St. Louis area’s legacy of uranium production increases risk of Radon exposure
Jefferson City, Mo. – Missouri State Senator Maria Chappelle-Nadal has filed legislation to establish the Missouri Radon Awareness Act. For several decades beginning in the 1940s, tens of thousands of tons of enriched uranium was processed and covertly dumped in the St. Louis region. Radon gas occurs from the natural breakdown of uranium in soil and rocks. Because of the increased presence of uranium in St. Louis area soils, there is now an increased risk of Radon exposure. Radon gas is the second leading cause of lung cancer in the United States.
“Radon is a silent killer, an odorless gas that seeps into homes’ foundations causing lung cancer and other illnesses. This risk is especially great in the St. Louis area where uranium waste left behind nearly 75 years ago continues to cause issues for communities and families,” said. Sen. Chappelle-Nadal. “I will continue to fight for these communities and families by raising awareness around this issue, and protecting consumers as they purchase a new home. I look forward to working with my colleagues in the General Assembly to pass this common sense legislation.”

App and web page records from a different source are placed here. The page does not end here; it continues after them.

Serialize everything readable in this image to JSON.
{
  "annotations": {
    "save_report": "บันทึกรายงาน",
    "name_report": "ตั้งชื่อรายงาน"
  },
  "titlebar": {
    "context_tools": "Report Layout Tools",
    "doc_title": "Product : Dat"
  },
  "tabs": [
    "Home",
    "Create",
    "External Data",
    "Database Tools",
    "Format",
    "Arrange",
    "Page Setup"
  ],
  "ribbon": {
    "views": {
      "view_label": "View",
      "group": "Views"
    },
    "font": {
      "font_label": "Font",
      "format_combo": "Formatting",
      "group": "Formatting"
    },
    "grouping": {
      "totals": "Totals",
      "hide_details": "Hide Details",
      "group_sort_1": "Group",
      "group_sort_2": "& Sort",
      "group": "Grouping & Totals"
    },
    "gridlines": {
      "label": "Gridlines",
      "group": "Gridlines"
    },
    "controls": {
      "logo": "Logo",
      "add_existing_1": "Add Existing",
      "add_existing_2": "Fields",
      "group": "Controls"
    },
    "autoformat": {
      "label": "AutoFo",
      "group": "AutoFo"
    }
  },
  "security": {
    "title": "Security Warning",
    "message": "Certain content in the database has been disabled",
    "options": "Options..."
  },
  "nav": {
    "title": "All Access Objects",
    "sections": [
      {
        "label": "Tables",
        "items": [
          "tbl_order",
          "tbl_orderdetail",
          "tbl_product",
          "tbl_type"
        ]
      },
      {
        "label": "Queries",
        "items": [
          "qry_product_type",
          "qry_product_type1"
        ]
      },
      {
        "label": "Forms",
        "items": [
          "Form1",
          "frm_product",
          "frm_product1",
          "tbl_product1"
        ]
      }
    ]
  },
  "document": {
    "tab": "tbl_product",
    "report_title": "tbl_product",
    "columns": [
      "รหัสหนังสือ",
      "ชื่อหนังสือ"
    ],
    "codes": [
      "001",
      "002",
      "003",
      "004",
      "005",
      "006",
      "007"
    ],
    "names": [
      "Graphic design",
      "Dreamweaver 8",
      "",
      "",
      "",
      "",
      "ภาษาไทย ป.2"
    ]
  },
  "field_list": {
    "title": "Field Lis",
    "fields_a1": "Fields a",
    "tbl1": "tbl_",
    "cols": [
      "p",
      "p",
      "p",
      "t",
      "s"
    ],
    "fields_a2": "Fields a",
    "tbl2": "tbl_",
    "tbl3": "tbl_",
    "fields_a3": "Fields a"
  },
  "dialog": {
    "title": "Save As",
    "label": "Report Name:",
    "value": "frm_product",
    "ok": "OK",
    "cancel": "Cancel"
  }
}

Senate Bill 417 would require people selling homes to provide a pamphlet, supplied by the Missouri Department of Health and Senior Services, on Radon information that homebuyers and sellers should know. The seller would also be required to provide a disclosure to the buyer with information on radon test results of the property being sold. Currently, the Missouri Department of Health and Senior Services provides free Radon testing kits to Missouri residents.
According to the Missouri Department of Health and Senior Services, Radon is a gaseous radioactive element that occurs from the natural breakdown of uranium in the soil and rocks. It is colorless, odorless, and tasteless. Radon becomes a risk indoors because as it continues to break down, it emits atomic particles that upon entering the lungs can alter the DNA and increase lung cancer risk. Radon is classified as a ‘Class A’ carcinogen according to EPA.